Although the friendships forged by military children are no less strong than those made by other students, they must make their friends as quickly as possible, often with little time to enjoy these new acquaintances before moving on.

For some students, these moves come with startling frequency. “I have lived in 48 states, three provinces in Canada and Puerto Rico,” said senior Samuel Leslie, whose father was in the Coast Guard for 20 years. “I’ve never actually settled anywhere and I don’t open myself up to a lot of people… It’s extremely painful when [I] have to leave.”

For others, these frequent moves have made it possible for them to enjoy living in other countries.

“Language is a big thing when moving, especially to a foreign country,” said senior Ashley Wallage, who moved out of the AHS area last year due to her parent’s military careers. “Going out to eat is always an experience.”

But frequent movement has it’s benefits. For example, students from military families have lived around the entire country, not to mention the world.

“I’ve lived in Japan, Arizona, Germany, Florida, Virginia, Oklahoma, New York and California,” said senior Zac Robinson.

And while most agree that it’s hard to leave friends behind, moving is not always bad for one’s social skills.

“Moving so often has made me more social. If you are not social it is not fun at all because you will be a loner in your room all day entertaining yourself,” said Wallage.
“There are definitely challenges in relationships with people, but I have become good at making friends. I have learned to be outgoing, which I feel is the result of my dad being in the Marine Corps,” said senior Sam Sofge.
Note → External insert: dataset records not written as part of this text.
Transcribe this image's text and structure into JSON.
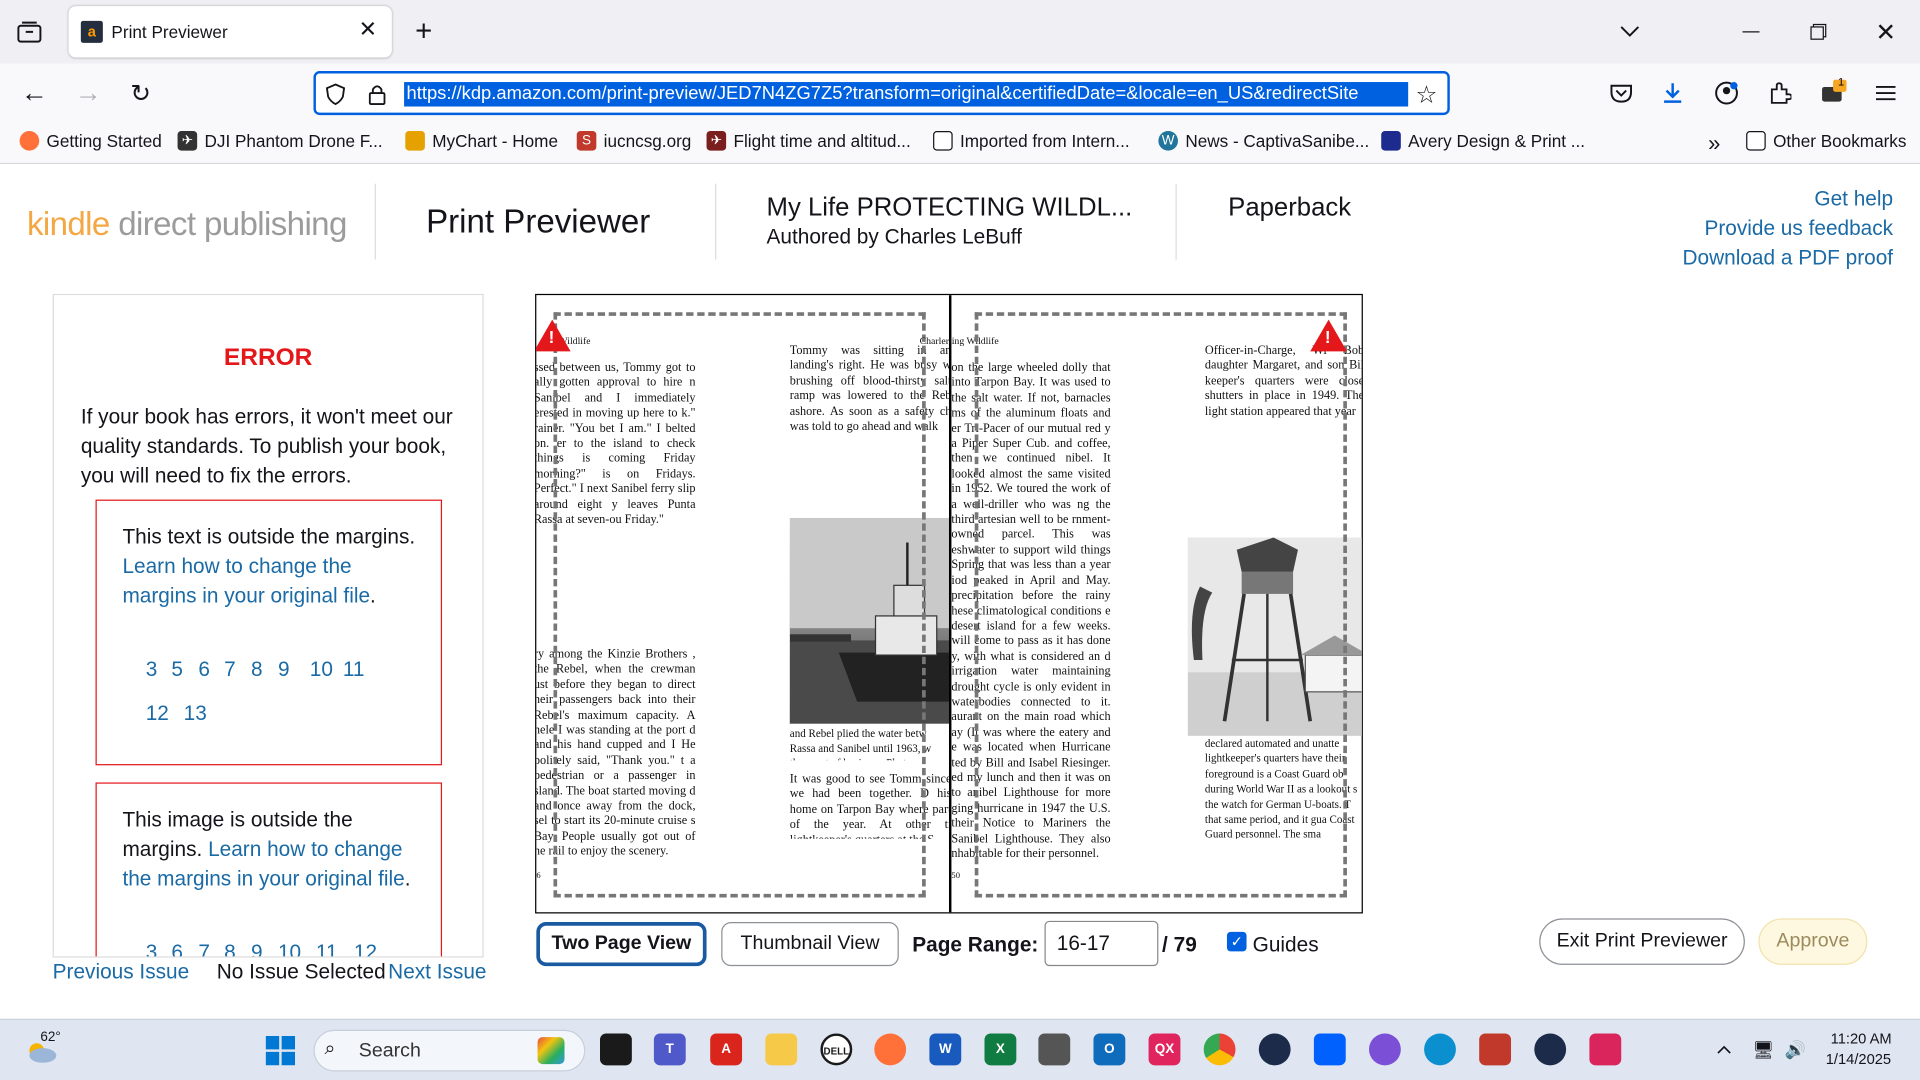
{
  "browser": {
    "tab_title": "Print Previewer",
    "url": "https://kdp.amazon.com/print-preview/JED7N4ZG7Z5?transform=original&certifiedDate=&locale=en_US&redirectSite",
    "bookmarks": [
      {
        "label": "Getting Started",
        "icon": "firefox-icon",
        "color": "#ff7139"
      },
      {
        "label": "DJI Phantom Drone F...",
        "icon": "dji-icon",
        "color": "#333333"
      },
      {
        "label": "MyChart - Home",
        "icon": "mychart-icon",
        "color": "#e5a100"
      },
      {
        "label": "iucncsg.org",
        "icon": "iucn-icon",
        "color": "#c0392b"
      },
      {
        "label": "Flight time and altitud...",
        "icon": "drone-icon",
        "color": "#7a1e1e"
      },
      {
        "label": "Imported from Intern...",
        "icon": "folder-icon",
        "color": "#ffffff"
      },
      {
        "label": "News - CaptivaSanibe...",
        "icon": "wordpress-icon",
        "color": "#21759b"
      },
      {
        "label": "Avery Design & Print ...",
        "icon": "avery-icon",
        "color": "#1d2b8f"
      },
      {
        "label": "Other Bookmarks",
        "icon": "folder-icon",
        "color": "#ffffff"
      }
    ],
    "extensions_badge": "1"
  },
  "header": {
    "logo_part1": "kindle",
    "logo_part2": " direct publishing",
    "page_title": "Print Previewer",
    "book_title": "My Life PROTECTING WILDL...",
    "author": "Authored by Charles LeBuff",
    "format": "Paperback",
    "links": [
      "Get help",
      "Provide us feedback",
      "Download a PDF proof"
    ]
  },
  "error_panel": {
    "title": "ERROR",
    "message": "If your book has errors, it won't meet our quality standards. To publish your book, you will need to fix the errors.",
    "issues": [
      {
        "text_prefix": "This text is outside the margins. ",
        "link": "Learn how to change the margins in your original file",
        "suffix": ".",
        "pages": [
          "3",
          "5",
          "6",
          "7",
          "8",
          "9",
          "10",
          "11",
          "12",
          "13"
        ]
      },
      {
        "text_prefix": "This image is outside the margins. ",
        "link": "Learn how to change the margins in your original file",
        "suffix": ".",
        "pages": [
          "3",
          "6",
          "7",
          "8",
          "9",
          "10",
          "11",
          "12"
        ]
      }
    ],
    "prev": "Previous Issue",
    "status": "No Issue Selected",
    "next": "Next Issue"
  },
  "viewer": {
    "left_header": "Wildlife",
    "right_header_a": "Charle",
    "right_header_b": "rting Wildlife",
    "left_col1": "ssed between us, Tommy got to ally gotten approval to hire n Sanibel and I immediately erested in moving up here to k.\" rainer. \"You bet I am.\" I belted on. er to the island to check things is coming Friday morning?\" is on Fridays. Perfect.\" I next Sanibel ferry slip around eight y leaves Punta Rassa at seven-ou Friday.\"",
    "left_col1b": "ry among the Kinzie Brothers , the Rebel, when the crewman ust before they began to direct heir passengers back into their Rebel's maximum capacity. A hele I was standing at the port d and his hand cupped and I He politely said, \"Thank you.\" t a pedestrian or a passenger in sland. The boat started moving d and once away from the dock, sel to start its 20-minute cruise s Bay. People usually got out of he rail to enjoy the scenery.",
    "left_col2": "Tommy was sitting in an landing's right. He was busy w brushing off blood-thirsty salt ramp was lowered to the Reb ashore. As soon as a safety ch was told to go ahead and walk",
    "left_caption": "and Rebel plied the water betw Rassa and Sanibel until 1963, w them out of business. Photograp",
    "left_col2b": "It was good to see Tomm since we had been together. D his home on Tarpon Bay where part of the year. At other ti lightkeeper's quarters at the S",
    "right_col1": "on the large wheeled dolly that into Tarpon Bay. It was used to the salt water. If not, barnacles ms of the aluminum floats and er Tri-Pacer of our mutual red y a Piper Super Cub. and coffee, then we continued nibel. It looked almost the same visited in 1952. We toured the work of a well-driller who was ng the third artesian well to be rnment-owned parcel. This was eshwater to support wild things Spring that was less than a year iod peaked in April and May. precipitation before the rainy hese climatological conditions e desert island for a few weeks. will come to pass as it has done y, with what is considered an d irrigation water maintaining drought cycle is only evident in waterbodies connected to it. aurant on the main road which ay (It was where the eatery and e was located when Hurricane ted by Bill and Isabel Riesinger. ed my lunch and then it was on to anibel Lighthouse for more ging hurricane in 1947 the U.S. their Notice to Mariners the Sanibel Lighthouse. They also nhabitable for their personnel.",
    "right_col2": "Officer-in-Charge, Wi Bob daughter Margaret, and son Bil keeper's quarters were close shutters in place in 1949. The light station appeared that year",
    "right_col2b": "declared automated and unatte lightkeeper's quarters have their foreground is a Coast Guard ob during World War II as a lookout s the watch for German U-boats. T that same period, and it gua Coast Guard personnel. The sma",
    "left_folio": "6",
    "right_folio": "50"
  },
  "controls": {
    "two_page": "Two Page View",
    "thumbnail": "Thumbnail View",
    "page_range_label": "Page Range:",
    "page_range_value": "16-17",
    "total_pages": "/ 79",
    "guides_label": "Guides",
    "guides_checked": true,
    "exit": "Exit Print Previewer",
    "approve": "Approve"
  },
  "taskbar": {
    "weather": "62°",
    "search": "Search",
    "time": "11:20 AM",
    "date": "1/14/2025",
    "apps": [
      {
        "name": "task-view-icon",
        "color": "#1a1a1a"
      },
      {
        "name": "teams-icon",
        "color": "#5059c9"
      },
      {
        "name": "acrobat-icon",
        "color": "#d9251c"
      },
      {
        "name": "file-explorer-icon",
        "color": "#f7c948"
      },
      {
        "name": "dell-icon",
        "color": "#1a1a1a"
      },
      {
        "name": "firefox-icon",
        "color": "#ff7139"
      },
      {
        "name": "word-icon",
        "color": "#185abd"
      },
      {
        "name": "excel-icon",
        "color": "#107c41"
      },
      {
        "name": "calculator-icon",
        "color": "#555555"
      },
      {
        "name": "outlook-icon",
        "color": "#0f6cbd"
      },
      {
        "name": "qx-icon",
        "color": "#e0245e"
      },
      {
        "name": "chrome-icon",
        "color": "#34a853"
      },
      {
        "name": "app-icon",
        "color": "#1c2b4a"
      },
      {
        "name": "dropbox-icon",
        "color": "#0061fe"
      },
      {
        "name": "circle-app-icon",
        "color": "#7b4fd6"
      },
      {
        "name": "edge-icon",
        "color": "#0c8fcf"
      },
      {
        "name": "affinity-icon",
        "color": "#c0392b"
      },
      {
        "name": "app2-icon",
        "color": "#1c2b4a"
      },
      {
        "name": "snipping-icon",
        "color": "#d9255c"
      }
    ]
  }
}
Although moving can be a painful experience, it is nothing compared to the fear many students undergo during their parent’s deployments.

“Since 2001, my dad has been to the Iraq region three times. Once he was stationed on a base in Kuwait and the two other times he was in Al Asad, Iraq,” said Sofge, “Other than combat missions, he’s done several deployments, which is something they do regularly. He’s usually gone about six months at a time.”

The absence of a parents affects every aspect of a student’s home life.

“It is important when one of them is traveling or is deployed that the rest of the family picks up the responsibilities of the other… It is sad when he leaves, but it gives us a reason to look forward to the future when he comes home,” said Sofge.

This wish, that one’s parents will return safely from overseas, is held in the heart of almost every military child.

“The most important thing is that I know my dad is doing a service to the nation, and I am thankful to have him in my life,” said Sofge.

Even with the many challenges that these students face, most keep a positive attitude by focusing not on their struggles, but on the tremendous service that their parents are doing for their country.